Her hard work has been recognized by the international community. In 1966, she won the Freedom Award of the Order of Lafayette and the Freedom Award from the Free China Association; in 1971 she received the Award of Honor from the Chinese-American Alliance.

As Anna became increasingly prominent in mainstream political activities and gradually built up her status in social circles, she came to be known in the U.S. capital as "the hostess of Washington."

In the early 1980s, as the Chinese mainland began to implement its opening-up and reform policy, she naturally served as an envoy between the three points of the triangle – the mainland, Taiwan and the U.S. In 1980, shortly after Ronald Reagan's presidential election victory, she was sent to Beijing as a special ambassador to meet with Deng Xiaoping.

Today Anna visits the mainland frequently and is an active player in promoting cultural exchanges between China and the U.S., as well as across the Strait.

In 1981, she established the Chen Hsiang-mei Education Prize in more than a dozen cities in the mainland in order to encourage outstanding teachers. The "Chen Hsiang-mei Scholarship," which includes a stipend of $2000, is awarded each spring to persons majoring in Chinese. Each year she travels to various cities to present the award.

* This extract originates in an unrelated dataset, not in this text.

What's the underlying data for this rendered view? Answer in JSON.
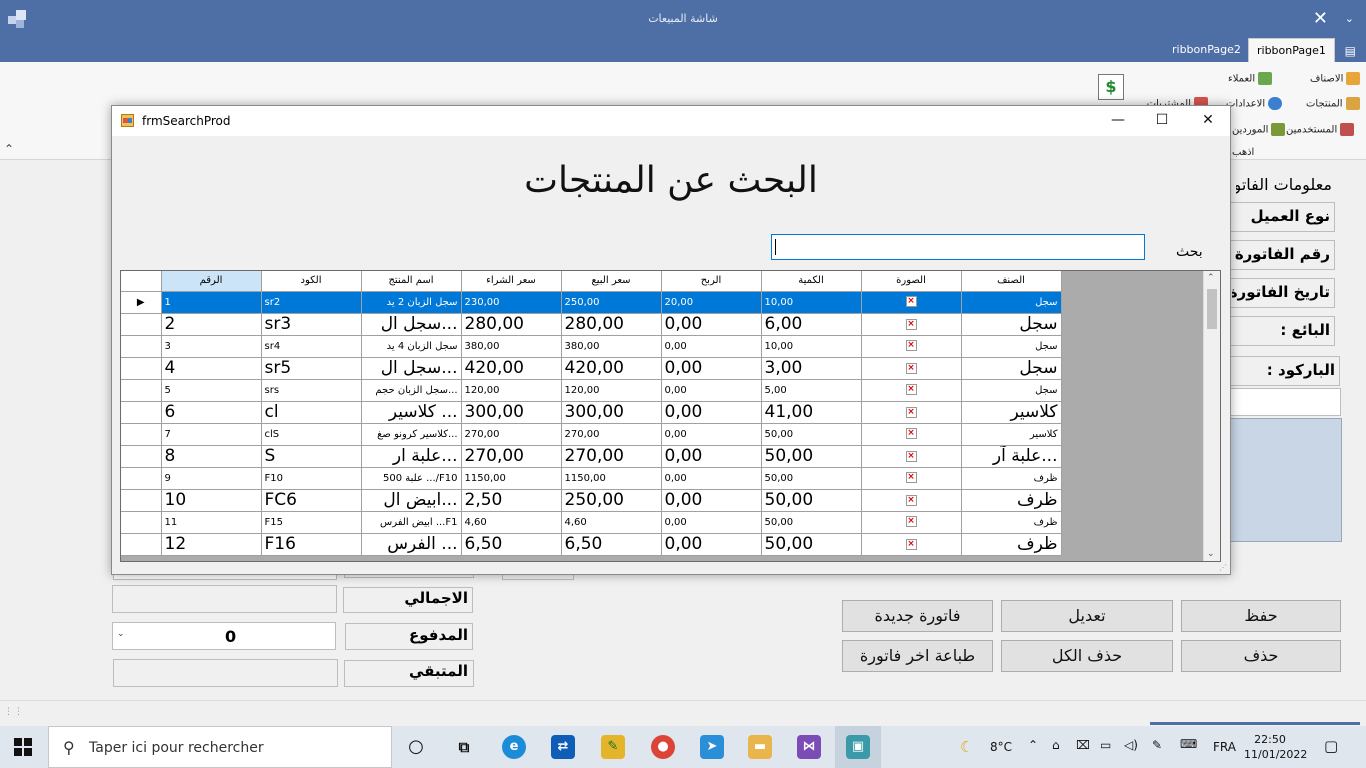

Besides creating these awards, she has also founded several "Hsiang-mei schools," covering all costs out of her own pocket. Nona Pane